Stored data entries:
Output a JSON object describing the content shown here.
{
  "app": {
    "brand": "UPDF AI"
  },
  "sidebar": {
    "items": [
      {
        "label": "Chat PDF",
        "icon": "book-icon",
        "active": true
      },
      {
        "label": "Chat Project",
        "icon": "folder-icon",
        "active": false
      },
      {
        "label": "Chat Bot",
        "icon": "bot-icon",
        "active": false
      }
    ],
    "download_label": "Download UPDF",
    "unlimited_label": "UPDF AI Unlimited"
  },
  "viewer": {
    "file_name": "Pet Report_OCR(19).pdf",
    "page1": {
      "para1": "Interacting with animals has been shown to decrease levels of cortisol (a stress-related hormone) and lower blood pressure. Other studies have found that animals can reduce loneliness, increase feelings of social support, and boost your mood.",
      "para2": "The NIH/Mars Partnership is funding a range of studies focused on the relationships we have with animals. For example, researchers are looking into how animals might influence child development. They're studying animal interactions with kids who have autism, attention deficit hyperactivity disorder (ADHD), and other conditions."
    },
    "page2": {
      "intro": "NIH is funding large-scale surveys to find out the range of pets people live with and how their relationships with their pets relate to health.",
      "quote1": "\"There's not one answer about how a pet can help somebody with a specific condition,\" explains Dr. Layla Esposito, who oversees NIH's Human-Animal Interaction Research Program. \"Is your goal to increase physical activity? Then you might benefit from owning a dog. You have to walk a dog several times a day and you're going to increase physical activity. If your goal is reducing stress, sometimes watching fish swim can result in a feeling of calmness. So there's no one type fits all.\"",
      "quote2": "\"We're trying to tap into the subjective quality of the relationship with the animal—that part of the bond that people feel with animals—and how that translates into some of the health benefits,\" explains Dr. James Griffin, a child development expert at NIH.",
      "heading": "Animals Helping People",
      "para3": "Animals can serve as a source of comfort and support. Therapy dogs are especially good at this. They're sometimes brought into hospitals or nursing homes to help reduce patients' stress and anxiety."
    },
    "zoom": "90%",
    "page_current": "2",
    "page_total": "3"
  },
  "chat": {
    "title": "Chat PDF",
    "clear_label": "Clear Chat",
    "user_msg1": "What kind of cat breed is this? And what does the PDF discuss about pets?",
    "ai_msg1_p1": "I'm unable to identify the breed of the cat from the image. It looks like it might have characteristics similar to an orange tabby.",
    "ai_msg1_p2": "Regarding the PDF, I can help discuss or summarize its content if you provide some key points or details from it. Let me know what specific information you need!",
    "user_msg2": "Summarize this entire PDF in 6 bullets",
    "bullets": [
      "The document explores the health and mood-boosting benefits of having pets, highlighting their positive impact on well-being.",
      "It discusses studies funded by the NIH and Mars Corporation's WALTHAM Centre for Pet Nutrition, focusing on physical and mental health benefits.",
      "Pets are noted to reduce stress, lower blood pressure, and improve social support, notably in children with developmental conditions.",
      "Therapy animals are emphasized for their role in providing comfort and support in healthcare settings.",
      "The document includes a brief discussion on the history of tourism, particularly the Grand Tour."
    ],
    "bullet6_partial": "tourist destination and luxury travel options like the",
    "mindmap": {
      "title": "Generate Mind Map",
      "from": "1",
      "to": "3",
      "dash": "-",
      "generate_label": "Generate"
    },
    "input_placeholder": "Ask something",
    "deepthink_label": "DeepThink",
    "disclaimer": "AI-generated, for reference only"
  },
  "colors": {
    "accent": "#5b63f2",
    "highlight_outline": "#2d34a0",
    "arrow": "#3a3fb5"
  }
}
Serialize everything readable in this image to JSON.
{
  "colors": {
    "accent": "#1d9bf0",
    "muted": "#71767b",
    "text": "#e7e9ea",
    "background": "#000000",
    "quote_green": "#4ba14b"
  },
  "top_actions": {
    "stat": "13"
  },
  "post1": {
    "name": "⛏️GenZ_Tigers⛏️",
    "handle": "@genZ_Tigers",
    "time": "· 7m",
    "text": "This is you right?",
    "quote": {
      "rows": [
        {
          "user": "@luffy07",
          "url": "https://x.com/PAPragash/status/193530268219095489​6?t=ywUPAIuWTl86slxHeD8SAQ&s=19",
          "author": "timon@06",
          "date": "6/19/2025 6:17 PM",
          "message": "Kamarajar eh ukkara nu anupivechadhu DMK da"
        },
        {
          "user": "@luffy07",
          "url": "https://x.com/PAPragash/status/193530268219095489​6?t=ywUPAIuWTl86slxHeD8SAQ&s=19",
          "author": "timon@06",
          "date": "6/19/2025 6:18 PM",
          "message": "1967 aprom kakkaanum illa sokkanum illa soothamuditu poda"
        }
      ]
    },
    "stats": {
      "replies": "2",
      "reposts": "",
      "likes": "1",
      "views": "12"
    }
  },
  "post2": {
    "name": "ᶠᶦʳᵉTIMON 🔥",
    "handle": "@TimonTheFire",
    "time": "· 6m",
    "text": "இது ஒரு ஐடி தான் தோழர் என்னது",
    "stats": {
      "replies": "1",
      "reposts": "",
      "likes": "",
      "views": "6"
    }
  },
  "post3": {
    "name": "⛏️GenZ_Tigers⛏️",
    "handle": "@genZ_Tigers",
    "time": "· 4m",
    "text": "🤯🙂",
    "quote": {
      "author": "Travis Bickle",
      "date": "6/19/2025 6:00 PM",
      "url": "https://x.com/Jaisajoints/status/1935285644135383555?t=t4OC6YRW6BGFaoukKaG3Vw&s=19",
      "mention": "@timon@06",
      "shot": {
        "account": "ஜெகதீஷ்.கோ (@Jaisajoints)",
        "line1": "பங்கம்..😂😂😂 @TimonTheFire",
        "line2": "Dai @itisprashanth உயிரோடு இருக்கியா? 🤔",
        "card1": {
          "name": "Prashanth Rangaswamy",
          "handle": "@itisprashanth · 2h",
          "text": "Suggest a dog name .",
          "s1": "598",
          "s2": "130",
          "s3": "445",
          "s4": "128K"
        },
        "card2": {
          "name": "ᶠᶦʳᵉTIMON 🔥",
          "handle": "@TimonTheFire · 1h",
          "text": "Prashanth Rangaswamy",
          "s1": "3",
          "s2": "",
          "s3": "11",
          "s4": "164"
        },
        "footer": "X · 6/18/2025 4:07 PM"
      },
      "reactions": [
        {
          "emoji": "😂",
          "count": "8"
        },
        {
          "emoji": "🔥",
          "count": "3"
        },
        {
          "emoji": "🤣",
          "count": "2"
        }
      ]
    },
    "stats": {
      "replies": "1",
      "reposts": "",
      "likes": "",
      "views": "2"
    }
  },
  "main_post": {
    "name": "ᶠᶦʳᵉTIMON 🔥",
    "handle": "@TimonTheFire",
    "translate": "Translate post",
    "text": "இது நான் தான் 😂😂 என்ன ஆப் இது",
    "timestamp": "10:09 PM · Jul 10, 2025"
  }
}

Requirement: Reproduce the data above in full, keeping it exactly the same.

Task answer:
Output a JSON object describing the content shown here.
{
  "app": {
    "brand": "UPDF AI"
  },
  "sidebar": {
    "items": [
      {
        "label": "Chat PDF",
        "icon": "book-icon",
        "active": true
      },
      {
        "label": "Chat Project",
        "icon": "folder-icon",
        "active": false
      },
      {
        "label": "Chat Bot",
        "icon": "bot-icon",
        "active": false
      }
    ],
    "download_label": "Download UPDF",
    "unlimited_label": "UPDF AI Unlimited"
  },
  "viewer": {
    "file_name": "Pet Report_OCR(19).pdf",
    "page1": {
      "para1": "Interacting with animals has been shown to decrease levels of cortisol (a stress-related hormone) and lower blood pressure. Other studies have found that animals can reduce loneliness, increase feelings of social support, and boost your mood.",
      "para2": "The NIH/Mars Partnership is funding a range of studies focused on the relationships we have with animals. For example, researchers are looking into how animals might influence child development. They're studying animal interactions with kids who have autism, attention deficit hyperactivity disorder (ADHD), and other conditions."
    },
    "page2": {
      "intro": "NIH is funding large-scale surveys to find out the range of pets people live with and how their relationships with their pets relate to health.",
      "quote1": "\"There's not one answer about how a pet can help somebody with a specific condition,\" explains Dr. Layla Esposito, who oversees NIH's Human-Animal Interaction Research Program. \"Is your goal to increase physical activity? Then you might benefit from owning a dog. You have to walk a dog several times a day and you're going to increase physical activity. If your goal is reducing stress, sometimes watching fish swim can result in a feeling of calmness. So there's no one type fits all.\"",
      "quote2": "\"We're trying to tap into the subjective quality of the relationship with the animal—that part of the bond that people feel with animals—and how that translates into some of the health benefits,\" explains Dr. James Griffin, a child development expert at NIH.",
      "heading": "Animals Helping People",
      "para3": "Animals can serve as a source of comfort and support. Therapy dogs are especially good at this. They're sometimes brought into hospitals or nursing homes to help reduce patients' stress and anxiety."
    },
    "zoom": "90%",
    "page_current": "2",
    "page_total": "3"
  },
  "chat": {
    "title": "Chat PDF",
    "clear_label": "Clear Chat",
    "user_msg1": "What kind of cat breed is this? And what does the PDF discuss about pets?",
    "ai_msg1_p1": "I'm unable to identify the breed of the cat from the image. It looks like it might have characteristics similar to an orange tabby.",
    "ai_msg1_p2": "Regarding the PDF, I can help discuss or summarize its content if you provide some key points or details from it. Let me know what specific information you need!",
    "user_msg2": "Summarize this entire PDF in 6 bullets",
    "bullets": [
      "The document explores the health and mood-boosting benefits of having pets, highlighting their positive impact on well-being.",
      "It discusses studies funded by the NIH and Mars Corporation's WALTHAM Centre for Pet Nutrition, focusing on physical and mental health benefits.",
      "Pets are noted to reduce stress, lower blood pressure, and improve social support, notably in children with developmental conditions.",
      "Therapy animals are emphasized for their role in providing comfort and support in healthcare settings.",
      "The document includes a brief discussion on the history of tourism, particularly the Grand Tour."
    ],
    "bullet6_partial": "tourist destination and luxury travel options like the",
    "mindmap": {
      "title": "Generate Mind Map",
      "from": "1",
      "to": "3",
      "dash": "-",
      "generate_label": "Generate"
    },
    "input_placeholder": "Ask something",
    "deepthink_label": "DeepThink",
    "disclaimer": "AI-generated, for reference only"
  },
  "colors": {
    "accent": "#5b63f2",
    "highlight_outline": "#2d34a0",
    "arrow": "#3a3fb5"
  }
}
Serialize everything readable in this image to JSON.
{
  "colors": {
    "accent": "#1d9bf0",
    "muted": "#71767b",
    "text": "#e7e9ea",
    "background": "#000000",
    "quote_green": "#4ba14b"
  },
  "top_actions": {
    "stat": "13"
  },
  "post1": {
    "name": "⛏️GenZ_Tigers⛏️",
    "handle": "@genZ_Tigers",
    "time": "· 7m",
    "text": "This is you right?",
    "quote": {
      "rows": [
        {
          "user": "@luffy07",
          "url": "https://x.com/PAPragash/status/193530268219095489​6?t=ywUPAIuWTl86slxHeD8SAQ&s=19",
          "author": "timon@06",
          "date": "6/19/2025 6:17 PM",
          "message": "Kamarajar eh ukkara nu anupivechadhu DMK da"
        },
        {
          "user": "@luffy07",
          "url": "https://x.com/PAPragash/status/193530268219095489​6?t=ywUPAIuWTl86slxHeD8SAQ&s=19",
          "author": "timon@06",
          "date": "6/19/2025 6:18 PM",
          "message": "1967 aprom kakkaanum illa sokkanum illa soothamuditu poda"
        }
      ]
    },
    "stats": {
      "replies": "2",
      "reposts": "",
      "likes": "1",
      "views": "12"
    }
  },
  "post2": {
    "name": "ᶠᶦʳᵉTIMON 🔥",
    "handle": "@TimonTheFire",
    "time": "· 6m",
    "text": "இது ஒரு ஐடி தான் தோழர் என்னது",
    "stats": {
      "replies": "1",
      "reposts": "",
      "likes": "",
      "views": "6"
    }
  },
  "post3": {
    "name": "⛏️GenZ_Tigers⛏️",
    "handle": "@genZ_Tigers",
    "time": "· 4m",
    "text": "🤯🙂",
    "quote": {
      "author": "Travis Bickle",
      "date": "6/19/2025 6:00 PM",
      "url": "https://x.com/Jaisajoints/status/1935285644135383555?t=t4OC6YRW6BGFaoukKaG3Vw&s=19",
      "mention": "@timon@06",
      "shot": {
        "account": "ஜெகதீஷ்.கோ (@Jaisajoints)",
        "line1": "பங்கம்..😂😂😂 @TimonTheFire",
        "line2": "Dai @itisprashanth உயிரோடு இருக்கியா? 🤔",
        "card1": {
          "name": "Prashanth Rangaswamy",
          "handle": "@itisprashanth · 2h",
          "text": "Suggest a dog name .",
          "s1": "598",
          "s2": "130",
          "s3": "445",
          "s4": "128K"
        },
        "card2": {
          "name": "ᶠᶦʳᵉTIMON 🔥",
          "handle": "@TimonTheFire · 1h",
          "text": "Prashanth Rangaswamy",
          "s1": "3",
          "s2": "",
          "s3": "11",
          "s4": "164"
        },
        "footer": "X · 6/18/2025 4:07 PM"
      },
      "reactions": [
        {
          "emoji": "😂",
          "count": "8"
        },
        {
          "emoji": "🔥",
          "count": "3"
        },
        {
          "emoji": "🤣",
          "count": "2"
        }
      ]
    },
    "stats": {
      "replies": "1",
      "reposts": "",
      "likes": "",
      "views": "2"
    }
  },
  "main_post": {
    "name": "ᶠᶦʳᵉTIMON 🔥",
    "handle": "@TimonTheFire",
    "translate": "Translate post",
    "text": "இது நான் தான் 😂😂 என்ன ஆப் இது",
    "timestamp": "10:09 PM · Jul 10, 2025"
  }
}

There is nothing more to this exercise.